High pressure from Canada is sliding southeastward into the area. However, this high is not quite as cool as some of its predecessors in recent weeks.
The remainder of the weekend will feature a good deal of sunshine with high temperatures slightly below average for the end of August, but still enjoyable for most outdoor activities. Temperatures are forecast to sneak just past 80 degrees.
It should cool off enough at night to shut off the air conditioners and open the windows.
The only concern for travelers will be the chance of patchy fog along the rivers early in the morning on Sunday.
Temperatures and humidity will increase next week. However, it appears that one or more rounds of thunderstorms will keep the heat at bay during most of the week. The pattern could yield locally gusty storms.

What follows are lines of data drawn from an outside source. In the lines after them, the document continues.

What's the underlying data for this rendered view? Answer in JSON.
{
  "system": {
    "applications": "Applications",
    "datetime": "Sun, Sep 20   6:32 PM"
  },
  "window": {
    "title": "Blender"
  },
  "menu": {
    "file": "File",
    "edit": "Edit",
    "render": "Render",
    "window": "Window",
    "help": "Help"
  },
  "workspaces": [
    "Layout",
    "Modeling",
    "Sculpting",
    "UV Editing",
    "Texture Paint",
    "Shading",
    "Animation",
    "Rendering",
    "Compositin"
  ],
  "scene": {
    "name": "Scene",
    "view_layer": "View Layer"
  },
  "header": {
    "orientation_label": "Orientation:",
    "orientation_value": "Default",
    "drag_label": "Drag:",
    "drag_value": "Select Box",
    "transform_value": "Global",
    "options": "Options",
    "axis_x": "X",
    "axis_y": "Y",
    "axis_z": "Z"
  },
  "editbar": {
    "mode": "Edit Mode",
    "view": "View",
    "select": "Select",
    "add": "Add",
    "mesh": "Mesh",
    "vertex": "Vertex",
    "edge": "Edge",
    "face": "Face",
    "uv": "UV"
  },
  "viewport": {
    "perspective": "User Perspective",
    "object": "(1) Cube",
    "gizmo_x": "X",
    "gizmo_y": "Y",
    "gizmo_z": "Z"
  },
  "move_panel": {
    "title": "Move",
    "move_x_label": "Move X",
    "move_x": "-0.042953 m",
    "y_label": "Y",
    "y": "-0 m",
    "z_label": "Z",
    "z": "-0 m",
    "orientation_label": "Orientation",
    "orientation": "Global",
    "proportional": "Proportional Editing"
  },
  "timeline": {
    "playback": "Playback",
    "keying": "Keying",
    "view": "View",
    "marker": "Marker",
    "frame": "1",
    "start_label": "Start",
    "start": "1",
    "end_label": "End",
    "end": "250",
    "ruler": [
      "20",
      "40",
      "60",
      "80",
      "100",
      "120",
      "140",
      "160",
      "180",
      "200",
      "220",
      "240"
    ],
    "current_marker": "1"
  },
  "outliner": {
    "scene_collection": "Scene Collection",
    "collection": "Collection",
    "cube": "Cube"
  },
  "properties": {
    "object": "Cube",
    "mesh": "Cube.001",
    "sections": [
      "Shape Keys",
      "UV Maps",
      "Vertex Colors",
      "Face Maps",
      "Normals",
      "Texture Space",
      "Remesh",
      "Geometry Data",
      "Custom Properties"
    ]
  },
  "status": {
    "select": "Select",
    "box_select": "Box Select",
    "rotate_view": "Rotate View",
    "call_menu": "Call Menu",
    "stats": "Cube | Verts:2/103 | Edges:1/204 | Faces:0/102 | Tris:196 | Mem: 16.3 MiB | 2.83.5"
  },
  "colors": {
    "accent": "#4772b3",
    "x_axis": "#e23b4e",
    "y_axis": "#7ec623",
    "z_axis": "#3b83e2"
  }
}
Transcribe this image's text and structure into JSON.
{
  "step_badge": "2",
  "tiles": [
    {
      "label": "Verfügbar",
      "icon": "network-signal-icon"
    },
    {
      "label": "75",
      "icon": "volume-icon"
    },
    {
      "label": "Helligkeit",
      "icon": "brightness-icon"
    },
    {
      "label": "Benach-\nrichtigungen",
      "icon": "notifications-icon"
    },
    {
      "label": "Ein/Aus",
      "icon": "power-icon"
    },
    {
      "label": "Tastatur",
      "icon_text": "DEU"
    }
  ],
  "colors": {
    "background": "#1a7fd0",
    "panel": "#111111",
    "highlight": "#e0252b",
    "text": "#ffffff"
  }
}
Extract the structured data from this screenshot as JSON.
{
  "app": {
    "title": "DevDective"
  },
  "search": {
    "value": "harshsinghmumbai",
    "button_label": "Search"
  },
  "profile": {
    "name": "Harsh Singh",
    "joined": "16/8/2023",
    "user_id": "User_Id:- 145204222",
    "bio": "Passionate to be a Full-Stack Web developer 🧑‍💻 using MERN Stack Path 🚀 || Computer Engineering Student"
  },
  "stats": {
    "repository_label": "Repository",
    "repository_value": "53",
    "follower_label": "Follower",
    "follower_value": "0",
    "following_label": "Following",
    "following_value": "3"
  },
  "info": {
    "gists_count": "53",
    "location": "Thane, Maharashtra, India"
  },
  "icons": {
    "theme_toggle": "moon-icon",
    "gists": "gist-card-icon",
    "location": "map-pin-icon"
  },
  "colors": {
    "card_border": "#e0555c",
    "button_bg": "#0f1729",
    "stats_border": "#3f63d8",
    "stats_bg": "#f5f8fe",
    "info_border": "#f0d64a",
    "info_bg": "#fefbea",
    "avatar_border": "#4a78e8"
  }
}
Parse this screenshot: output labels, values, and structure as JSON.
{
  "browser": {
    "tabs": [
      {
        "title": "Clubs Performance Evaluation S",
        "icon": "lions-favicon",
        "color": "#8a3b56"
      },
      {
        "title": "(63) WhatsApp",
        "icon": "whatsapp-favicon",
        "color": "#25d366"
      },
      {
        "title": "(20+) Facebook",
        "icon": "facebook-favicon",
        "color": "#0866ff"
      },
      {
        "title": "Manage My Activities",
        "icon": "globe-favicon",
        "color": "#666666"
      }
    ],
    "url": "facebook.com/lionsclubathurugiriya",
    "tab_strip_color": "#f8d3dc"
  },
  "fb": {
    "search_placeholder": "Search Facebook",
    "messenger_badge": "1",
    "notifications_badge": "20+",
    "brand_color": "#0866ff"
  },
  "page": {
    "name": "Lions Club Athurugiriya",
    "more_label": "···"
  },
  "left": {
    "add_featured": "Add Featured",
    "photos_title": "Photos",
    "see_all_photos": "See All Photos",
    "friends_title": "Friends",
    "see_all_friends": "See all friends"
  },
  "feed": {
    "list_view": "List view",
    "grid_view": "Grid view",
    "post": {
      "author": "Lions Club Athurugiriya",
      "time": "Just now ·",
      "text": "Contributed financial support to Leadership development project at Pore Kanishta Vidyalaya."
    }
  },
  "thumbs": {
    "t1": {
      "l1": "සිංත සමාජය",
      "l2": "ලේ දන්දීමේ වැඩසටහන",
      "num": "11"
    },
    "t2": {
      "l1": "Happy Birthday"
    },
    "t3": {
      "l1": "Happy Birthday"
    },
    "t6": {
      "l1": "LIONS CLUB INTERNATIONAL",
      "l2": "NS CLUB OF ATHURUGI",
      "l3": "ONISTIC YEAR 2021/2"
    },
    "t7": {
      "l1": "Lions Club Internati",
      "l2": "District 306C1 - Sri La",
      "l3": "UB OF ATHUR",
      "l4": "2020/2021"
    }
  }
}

A sprawling heat wave will be in full throttle over the Central states next week.
Heat may try to build eastward toward Philadelphia and much of the East Coast over the Labor Day weekend, which could continue the swimming season a bit longer for those who have the time off.
A major Thanksgiving Day storm threatens to ruin holiday events across the Central states with flooding rain, snow, a glaze of ice and fog.
Sandra remains on track to target northern Mexico Friday and Saturday, but it should be much weaker at landfall than the major hurricane status it reached Wednesday afternoon.
Unsettled weather will stretch across the United Kingdom on 27th November as millions set out in search of the best Black Friday deals on offer.
Winterlike conditions will continue disrupt travel across the Intermountain West leading up to Thanksgiving.
Compared to Thanksgiving Day in 2014, this Thanksgiving will be substantially warmer in the Northeast.
Wet weather will stretch from Texas to Michigan and could impact shoppers and slow travel during Black Friday.
A dozen tornadoes across these states.
Astoria, Or (1998)
5.56 inches of rain fell, setting a new all-time record. the previous rainfall record was 4.53 inches from January 9, 1966.
Great Appalachian Storm (24th-26th) developed greatest wind force, deepest snow, most severe early-season cold in history of the Northeast: 18.8 inches of snow at Akron, OH; Youngstown, OH, had a maximum 24-hour snowfall of 20.7 inches and a maximum single storm total of 28.7 inches; Steubenville, OH, had a maximum single storm total of 36.3 inches; Pittsburgh, PA, had a maximum 24-hour snowfall of 20.1 inches and a maximum single storm total of 27.7 inches; and Charleston, WV had a maximum 24-hour snowfall of 15.1 inches and a maximum single storm total of 25.6 inches. At coastal stations such as Newark and Boston single-minute wind speeds in excess of 80 mph were registered. There was a 108 mph gust at Newark. Peak gusts of 110 were noticed at Concord, NH; 108 mph at Newark, NJ; and 100 mph at Hartford, CT. Atop Mt. Washington, a wind gust of 160 mph hit from the southeast early on the 26th. Central Park, in the heart of sheltered Manhattan Island, set an 80-year record of 70 mph.